The evolution of complex patterns in nature, such as how zebrafish develop their stripes or how leopards change their spots, has baffled scientists for many years. Researchers at Harvard University have now created a model that is shedding new light on this mystery.
By applying just a few parameters to the new mathematical model, the experts can simulate the complex wing patterns of a large group of insects. The system will provide scientists with a framework for analyzing the evolution of diverse tissue patterns.
The research team compiled a database with more than 500 specimens from 215 different species of dragonflies and damselflies. Next, the experts developed an algorithm to distinguish between each individual shape created by the intersecting veins located on the wings of the insects.
The study revealed that, while the wing patterns are unique, the distribution of the patterns is remarkably similar across families and species. Using these similarities, the researchers built a mathematical model to represent how these patterns may be formed.
According to the experts, it is likely that an unknown inhibitory signal is transmitted from multiple signaling centers in the regions between the primary veins. They propose that these inhibitory zones emerge randomly and repel each other, which would prevent secondary veins from growing in certain areas. When the wings stretch out as they develop, the zones may form complex geometric patterns as the veins grow around them
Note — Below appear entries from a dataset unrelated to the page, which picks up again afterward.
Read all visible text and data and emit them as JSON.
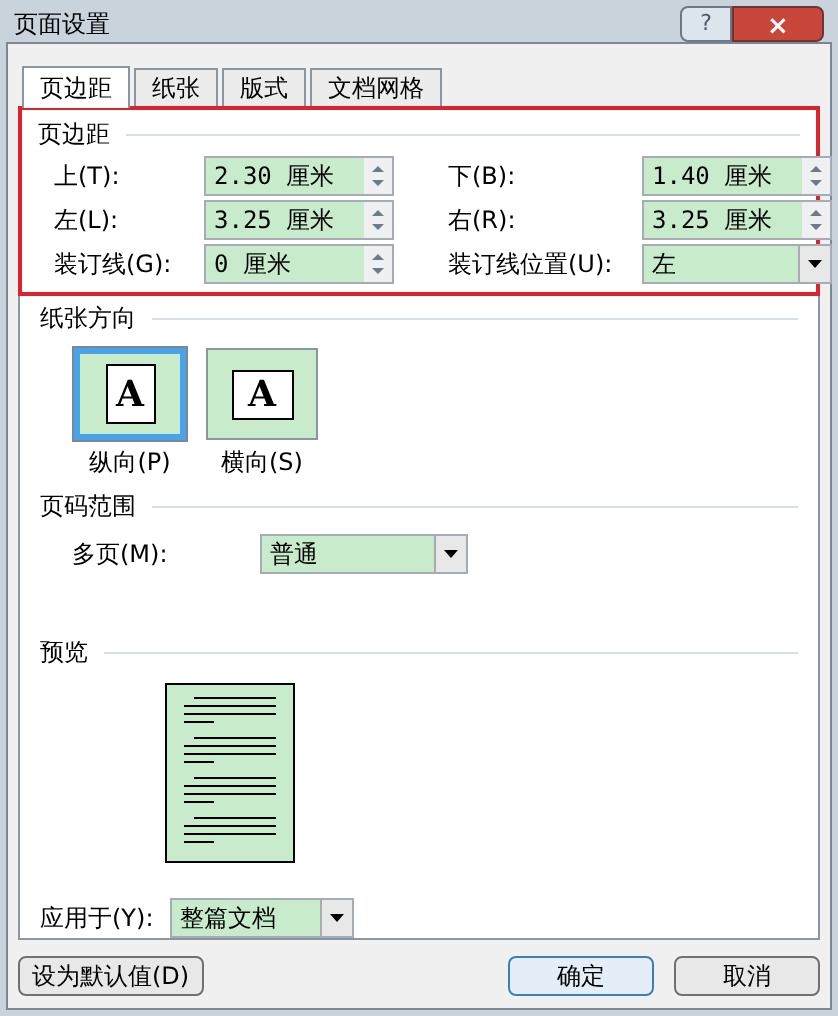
{
  "window": {
    "title": "页面设置",
    "help": "?",
    "close": "×"
  },
  "tabs": [
    {
      "label": "页边距",
      "selected": true
    },
    {
      "label": "纸张",
      "selected": false
    },
    {
      "label": "版式",
      "selected": false
    },
    {
      "label": "文档网格",
      "selected": false
    }
  ],
  "margins": {
    "heading": "页边距",
    "fields": [
      {
        "label": "上(T):",
        "value": "2.30 厘米",
        "kind": "spin"
      },
      {
        "label": "下(B):",
        "value": "1.40 厘米",
        "kind": "spin"
      },
      {
        "label": "左(L):",
        "value": "3.25 厘米",
        "kind": "spin"
      },
      {
        "label": "右(R):",
        "value": "3.25 厘米",
        "kind": "spin"
      },
      {
        "label": "装订线(G):",
        "value": "0 厘米",
        "kind": "spin"
      },
      {
        "label": "装订线位置(U):",
        "value": "左",
        "kind": "select"
      }
    ]
  },
  "orientation": {
    "heading": "纸张方向",
    "options": [
      {
        "label": "纵向(P)",
        "glyph": "A",
        "selected": true
      },
      {
        "label": "横向(S)",
        "glyph": "A",
        "selected": false
      }
    ]
  },
  "pages": {
    "heading": "页码范围",
    "label": "多页(M):",
    "value": "普通"
  },
  "preview": {
    "heading": "预览"
  },
  "apply": {
    "label": "应用于(Y):",
    "value": "整篇文档"
  },
  "buttons": {
    "default": "设为默认值(D)",
    "ok": "确定",
    "cancel": "取消"
  }
}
By testing the model using many different insect species, the researchers have discovered that it can produce life-like simulations of wings.
The study is published in the Proceedings of the National Academy of Sciences.
By Chrissy Sexton, Earth.com Staff Writer
Image Credit: Harvard University